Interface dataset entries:
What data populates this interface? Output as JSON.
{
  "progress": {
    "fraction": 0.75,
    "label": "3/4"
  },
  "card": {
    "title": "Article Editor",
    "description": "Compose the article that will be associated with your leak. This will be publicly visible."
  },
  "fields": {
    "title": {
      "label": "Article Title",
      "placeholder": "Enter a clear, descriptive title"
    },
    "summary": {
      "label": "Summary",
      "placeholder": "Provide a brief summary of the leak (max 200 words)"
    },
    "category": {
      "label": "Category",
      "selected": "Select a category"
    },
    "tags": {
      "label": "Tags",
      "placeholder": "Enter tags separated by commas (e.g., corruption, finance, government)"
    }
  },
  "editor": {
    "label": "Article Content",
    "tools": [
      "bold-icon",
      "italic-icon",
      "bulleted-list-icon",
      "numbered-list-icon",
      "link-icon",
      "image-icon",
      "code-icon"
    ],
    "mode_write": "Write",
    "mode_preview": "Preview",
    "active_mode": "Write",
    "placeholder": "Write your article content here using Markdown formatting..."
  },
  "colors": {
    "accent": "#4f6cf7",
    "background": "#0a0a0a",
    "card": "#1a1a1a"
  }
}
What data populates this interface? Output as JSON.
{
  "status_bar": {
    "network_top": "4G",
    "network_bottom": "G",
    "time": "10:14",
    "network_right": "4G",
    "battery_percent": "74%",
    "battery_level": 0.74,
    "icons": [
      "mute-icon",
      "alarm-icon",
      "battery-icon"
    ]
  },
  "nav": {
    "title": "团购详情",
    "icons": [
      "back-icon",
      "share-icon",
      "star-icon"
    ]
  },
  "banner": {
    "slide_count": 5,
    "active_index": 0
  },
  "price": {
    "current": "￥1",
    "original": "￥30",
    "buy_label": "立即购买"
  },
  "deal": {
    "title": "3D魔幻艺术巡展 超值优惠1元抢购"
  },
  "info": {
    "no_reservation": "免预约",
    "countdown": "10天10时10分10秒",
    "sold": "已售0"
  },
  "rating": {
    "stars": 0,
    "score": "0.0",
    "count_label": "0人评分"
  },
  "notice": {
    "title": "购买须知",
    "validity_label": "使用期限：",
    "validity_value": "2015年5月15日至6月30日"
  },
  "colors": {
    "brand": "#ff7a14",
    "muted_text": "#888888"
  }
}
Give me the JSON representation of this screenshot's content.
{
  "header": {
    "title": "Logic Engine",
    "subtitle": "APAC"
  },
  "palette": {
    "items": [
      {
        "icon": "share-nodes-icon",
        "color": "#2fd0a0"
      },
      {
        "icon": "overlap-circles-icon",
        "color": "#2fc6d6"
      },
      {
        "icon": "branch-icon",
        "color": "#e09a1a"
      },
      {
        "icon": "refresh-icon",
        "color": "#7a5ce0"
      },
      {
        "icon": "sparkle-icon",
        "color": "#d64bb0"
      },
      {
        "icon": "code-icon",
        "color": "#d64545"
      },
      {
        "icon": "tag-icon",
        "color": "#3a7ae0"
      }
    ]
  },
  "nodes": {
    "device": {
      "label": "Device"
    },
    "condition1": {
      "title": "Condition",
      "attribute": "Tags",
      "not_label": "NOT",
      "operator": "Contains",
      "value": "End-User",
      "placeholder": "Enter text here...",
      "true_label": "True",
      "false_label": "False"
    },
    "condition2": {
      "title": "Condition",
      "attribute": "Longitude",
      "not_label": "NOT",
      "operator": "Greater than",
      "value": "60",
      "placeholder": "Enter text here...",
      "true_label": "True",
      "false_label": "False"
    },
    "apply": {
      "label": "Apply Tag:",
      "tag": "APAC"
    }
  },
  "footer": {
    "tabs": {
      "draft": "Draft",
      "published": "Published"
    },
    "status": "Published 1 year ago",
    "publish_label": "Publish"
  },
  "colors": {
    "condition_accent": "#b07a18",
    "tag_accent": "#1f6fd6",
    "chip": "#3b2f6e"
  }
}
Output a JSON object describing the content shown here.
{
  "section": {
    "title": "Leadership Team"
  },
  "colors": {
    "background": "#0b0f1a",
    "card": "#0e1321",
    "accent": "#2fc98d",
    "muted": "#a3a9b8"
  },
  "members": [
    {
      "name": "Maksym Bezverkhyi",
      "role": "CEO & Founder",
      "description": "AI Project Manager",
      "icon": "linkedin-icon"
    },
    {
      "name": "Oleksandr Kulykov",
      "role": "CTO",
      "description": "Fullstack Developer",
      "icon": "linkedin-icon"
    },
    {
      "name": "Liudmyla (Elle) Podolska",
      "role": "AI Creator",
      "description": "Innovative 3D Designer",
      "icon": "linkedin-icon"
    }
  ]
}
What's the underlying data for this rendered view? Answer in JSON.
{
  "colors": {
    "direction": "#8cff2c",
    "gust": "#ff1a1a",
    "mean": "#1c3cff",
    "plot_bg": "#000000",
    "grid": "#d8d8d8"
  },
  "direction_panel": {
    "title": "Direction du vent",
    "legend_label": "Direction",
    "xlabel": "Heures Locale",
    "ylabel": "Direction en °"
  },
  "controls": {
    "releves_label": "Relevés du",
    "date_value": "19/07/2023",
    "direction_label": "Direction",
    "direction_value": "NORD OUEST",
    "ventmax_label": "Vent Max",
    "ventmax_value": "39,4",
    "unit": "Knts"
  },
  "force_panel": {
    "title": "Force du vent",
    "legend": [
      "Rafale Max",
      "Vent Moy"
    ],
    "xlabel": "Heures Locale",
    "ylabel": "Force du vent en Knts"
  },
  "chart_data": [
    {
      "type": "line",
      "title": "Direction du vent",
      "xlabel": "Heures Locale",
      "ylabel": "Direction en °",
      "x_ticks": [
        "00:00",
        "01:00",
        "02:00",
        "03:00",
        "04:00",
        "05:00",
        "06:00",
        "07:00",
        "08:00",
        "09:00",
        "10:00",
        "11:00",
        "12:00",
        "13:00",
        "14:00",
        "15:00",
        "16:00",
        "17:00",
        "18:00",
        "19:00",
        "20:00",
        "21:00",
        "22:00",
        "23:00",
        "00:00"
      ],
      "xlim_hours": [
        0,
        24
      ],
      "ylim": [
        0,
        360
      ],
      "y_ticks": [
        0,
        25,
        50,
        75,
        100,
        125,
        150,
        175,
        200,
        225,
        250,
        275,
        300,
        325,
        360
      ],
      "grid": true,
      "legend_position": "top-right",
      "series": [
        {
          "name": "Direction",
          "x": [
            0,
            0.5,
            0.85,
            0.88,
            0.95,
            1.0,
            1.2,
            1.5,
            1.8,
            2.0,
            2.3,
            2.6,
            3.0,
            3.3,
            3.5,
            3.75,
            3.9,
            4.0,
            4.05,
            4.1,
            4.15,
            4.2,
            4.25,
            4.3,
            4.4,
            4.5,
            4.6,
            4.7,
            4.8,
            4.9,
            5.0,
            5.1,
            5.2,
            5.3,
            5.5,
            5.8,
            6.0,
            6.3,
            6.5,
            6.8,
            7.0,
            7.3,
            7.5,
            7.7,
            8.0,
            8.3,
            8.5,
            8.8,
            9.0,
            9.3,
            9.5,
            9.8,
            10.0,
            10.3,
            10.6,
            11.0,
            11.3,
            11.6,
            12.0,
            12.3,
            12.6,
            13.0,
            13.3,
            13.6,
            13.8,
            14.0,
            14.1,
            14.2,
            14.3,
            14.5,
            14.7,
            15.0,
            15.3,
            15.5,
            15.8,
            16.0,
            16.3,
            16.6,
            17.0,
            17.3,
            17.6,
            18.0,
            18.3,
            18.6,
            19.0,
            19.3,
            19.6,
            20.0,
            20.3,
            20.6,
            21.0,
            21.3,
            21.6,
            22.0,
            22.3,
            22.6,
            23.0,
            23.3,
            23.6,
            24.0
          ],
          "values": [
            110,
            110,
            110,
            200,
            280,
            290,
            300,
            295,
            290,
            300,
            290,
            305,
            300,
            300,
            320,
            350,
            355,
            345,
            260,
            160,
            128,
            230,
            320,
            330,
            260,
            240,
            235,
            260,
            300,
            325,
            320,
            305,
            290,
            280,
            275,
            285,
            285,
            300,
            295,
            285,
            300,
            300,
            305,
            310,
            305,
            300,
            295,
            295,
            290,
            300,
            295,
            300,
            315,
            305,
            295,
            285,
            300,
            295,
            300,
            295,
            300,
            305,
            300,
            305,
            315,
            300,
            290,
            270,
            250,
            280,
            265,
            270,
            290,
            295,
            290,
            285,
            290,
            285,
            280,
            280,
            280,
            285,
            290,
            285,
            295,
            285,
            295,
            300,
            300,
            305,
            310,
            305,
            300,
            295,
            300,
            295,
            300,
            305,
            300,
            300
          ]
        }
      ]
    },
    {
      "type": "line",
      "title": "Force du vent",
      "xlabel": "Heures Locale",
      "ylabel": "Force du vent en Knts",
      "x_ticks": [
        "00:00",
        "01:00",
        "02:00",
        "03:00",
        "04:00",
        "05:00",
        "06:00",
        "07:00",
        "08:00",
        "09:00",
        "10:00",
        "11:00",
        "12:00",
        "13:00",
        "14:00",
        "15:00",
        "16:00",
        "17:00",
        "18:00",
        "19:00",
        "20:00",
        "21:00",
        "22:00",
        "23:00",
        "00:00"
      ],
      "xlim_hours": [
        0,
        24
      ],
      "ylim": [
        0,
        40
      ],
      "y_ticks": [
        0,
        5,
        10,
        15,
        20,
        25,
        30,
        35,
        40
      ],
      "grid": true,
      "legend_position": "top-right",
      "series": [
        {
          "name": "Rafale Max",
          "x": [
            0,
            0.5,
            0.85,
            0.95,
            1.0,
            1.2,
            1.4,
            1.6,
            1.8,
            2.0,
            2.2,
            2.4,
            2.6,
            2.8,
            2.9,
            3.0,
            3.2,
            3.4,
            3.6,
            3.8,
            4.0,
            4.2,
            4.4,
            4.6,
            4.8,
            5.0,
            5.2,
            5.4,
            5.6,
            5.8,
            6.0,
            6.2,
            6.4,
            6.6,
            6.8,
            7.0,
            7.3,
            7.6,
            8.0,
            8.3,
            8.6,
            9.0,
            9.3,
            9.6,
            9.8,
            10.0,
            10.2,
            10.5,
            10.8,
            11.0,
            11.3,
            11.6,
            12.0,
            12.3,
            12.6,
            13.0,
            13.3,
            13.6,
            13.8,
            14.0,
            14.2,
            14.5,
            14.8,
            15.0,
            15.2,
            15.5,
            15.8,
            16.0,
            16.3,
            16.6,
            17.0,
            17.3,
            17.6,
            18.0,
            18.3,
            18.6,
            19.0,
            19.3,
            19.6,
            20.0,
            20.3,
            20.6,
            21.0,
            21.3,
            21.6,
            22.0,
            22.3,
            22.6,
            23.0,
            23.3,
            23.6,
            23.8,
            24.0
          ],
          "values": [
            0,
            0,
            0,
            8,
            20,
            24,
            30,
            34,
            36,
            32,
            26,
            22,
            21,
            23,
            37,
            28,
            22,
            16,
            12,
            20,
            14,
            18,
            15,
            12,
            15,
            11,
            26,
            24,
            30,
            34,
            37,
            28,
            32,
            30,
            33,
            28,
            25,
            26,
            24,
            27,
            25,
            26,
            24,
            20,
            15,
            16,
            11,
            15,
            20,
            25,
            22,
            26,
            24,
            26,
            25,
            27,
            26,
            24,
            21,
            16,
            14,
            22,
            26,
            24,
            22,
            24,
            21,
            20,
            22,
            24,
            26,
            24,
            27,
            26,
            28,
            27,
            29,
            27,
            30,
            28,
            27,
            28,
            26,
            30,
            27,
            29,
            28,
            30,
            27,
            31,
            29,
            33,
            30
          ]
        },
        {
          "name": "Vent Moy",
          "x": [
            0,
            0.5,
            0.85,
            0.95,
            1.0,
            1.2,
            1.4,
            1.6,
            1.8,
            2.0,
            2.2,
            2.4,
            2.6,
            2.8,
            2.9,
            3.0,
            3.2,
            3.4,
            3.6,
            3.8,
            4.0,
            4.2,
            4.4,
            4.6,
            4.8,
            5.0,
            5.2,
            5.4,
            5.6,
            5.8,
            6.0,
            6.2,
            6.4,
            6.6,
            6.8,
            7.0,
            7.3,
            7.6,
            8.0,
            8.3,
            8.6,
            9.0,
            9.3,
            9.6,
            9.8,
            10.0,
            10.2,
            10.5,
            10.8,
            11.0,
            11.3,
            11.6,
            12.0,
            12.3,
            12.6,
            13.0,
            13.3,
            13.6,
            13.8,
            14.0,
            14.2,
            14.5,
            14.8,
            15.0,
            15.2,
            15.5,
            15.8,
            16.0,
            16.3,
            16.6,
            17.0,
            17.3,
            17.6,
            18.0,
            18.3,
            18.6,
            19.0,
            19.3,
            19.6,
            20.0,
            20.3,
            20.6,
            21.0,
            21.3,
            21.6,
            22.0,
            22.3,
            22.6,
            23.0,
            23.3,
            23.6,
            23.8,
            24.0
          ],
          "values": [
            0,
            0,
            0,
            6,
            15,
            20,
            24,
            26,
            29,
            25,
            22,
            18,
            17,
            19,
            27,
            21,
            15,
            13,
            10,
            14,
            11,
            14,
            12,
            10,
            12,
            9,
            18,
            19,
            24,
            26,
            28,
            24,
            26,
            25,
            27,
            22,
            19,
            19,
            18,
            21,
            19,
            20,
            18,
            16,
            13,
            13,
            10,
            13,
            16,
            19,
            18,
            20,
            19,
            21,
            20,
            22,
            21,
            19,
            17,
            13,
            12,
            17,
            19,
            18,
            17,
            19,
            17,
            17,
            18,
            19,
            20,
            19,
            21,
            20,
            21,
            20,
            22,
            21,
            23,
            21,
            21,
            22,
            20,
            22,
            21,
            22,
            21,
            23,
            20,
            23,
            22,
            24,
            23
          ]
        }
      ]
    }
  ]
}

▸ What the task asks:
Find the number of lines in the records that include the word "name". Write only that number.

▸ Task solution:
6